G/W has a clear enchantment theme going on, but there is a lot of overlap with other archetypes.

Commune with the Gods is great in a U/G Threshold deck but also works as a tutor for enchantments.

Intangible Virtue would work best in R/W Tokens but might also be a great fit in a G/W Tokens deck. You know what card is an enchantment that encourages you to play lots of creatures? Glare of Subdual. Yep, that card still seems good in Limited.

Mesa Enchantress and Argothian Enchantress might look a little worse when examined under the harsh light of day rather than as they appear in my dreams. They do nothing when you cast them, the first enchantment you cast just breaks you even, and you need to run a lot of enchantments to get value from them in the first place.

Another issue is that Seal of Strength looks a lot more like a Stag of Strength to me.

Squadron Hawk is an omen that this is going to be a good Limited set.

Consult this ancient guide for determining your fortune based on how many Squadron Hawks your draft deck has:

5+ Squadron Hawks: Fortune, wealth, and prosperity will follow you and your firstborn forever.

3-4 Squadron Hawks: Your hard work and tenacity will soon pay off.

2 Squadron Hawks: Mistakes happen. Turn them into opportunities.

1 Squadron Hawk: A mule will kick you in the groin before the new moon rises.

0 Squadron Hawks: The greatest risk is not taking one. You will also be kicked by a mule.



Here are two decks that demonstrate how easy it looks to splash in your control decks. This is mostly thanks to the addition of common dual lands (Tranquil Cove, etc.) but there are also great options like Prismatic Lens and Pilgrim’s Eye.

I expect I’ll be drafting plenty of three-color control decks, as well as…


At the Modern Masters 2015 Grand Prix, I Top 8ed using the strategy of drafting four- or five-color control decks. It looks like that is going to be a viable strategy in Eternal Masters as well.

To be honest, this is probably the deck I’m going to draft the first twenty times. Then I’ll consider trying some of the other archetypes. This strategy is almost always underdrafted when a set is just released. While people are still figuring out how the archetypes work, that’s often the best time to capitalize with a slow card advantage engine full of removal and bombs.

It’s going to be slow. It’s going to be messy. It’s going to be spectacular.

Drafting five-color decks is one of the best ways to test your skills as a Magic player and improve. If you don’t do it often, it will push you out of your comfort zone and flex Magic muscles you didn’t even know you had.

The Hondens aren’t exactly the biggest payoff, but you should be perfectly fine without having a bunch and happy when you’re able to snag a few or more.

Watch out for Price of Progress from clever opponents. Yep, that’s a card that will punish anyone who often has to question if they’re running too many nonbasic lands.

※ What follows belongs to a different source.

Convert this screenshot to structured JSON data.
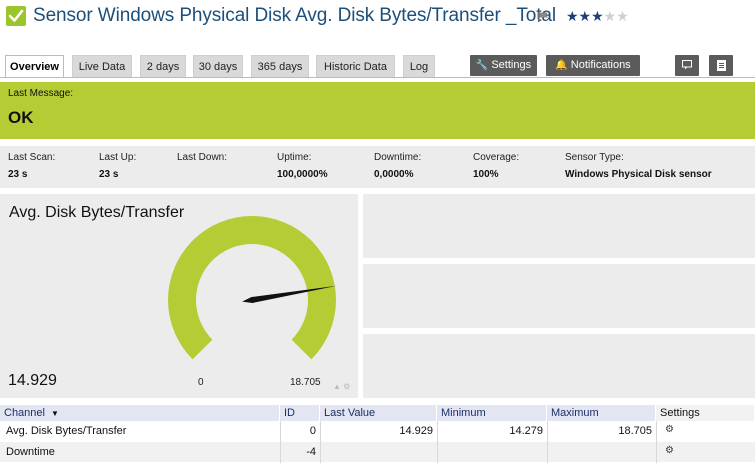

Eternal Masters is almost here. What decks are you excited to draft? Are you just hoping to windmill-slam your rare? Are you sad there’s no Eternal Masters Grand Prix, or just interested in Constructed and still planning how to get your first Underground Sea?

Just remember…

What We Draft in Life… Echoes in Eternity.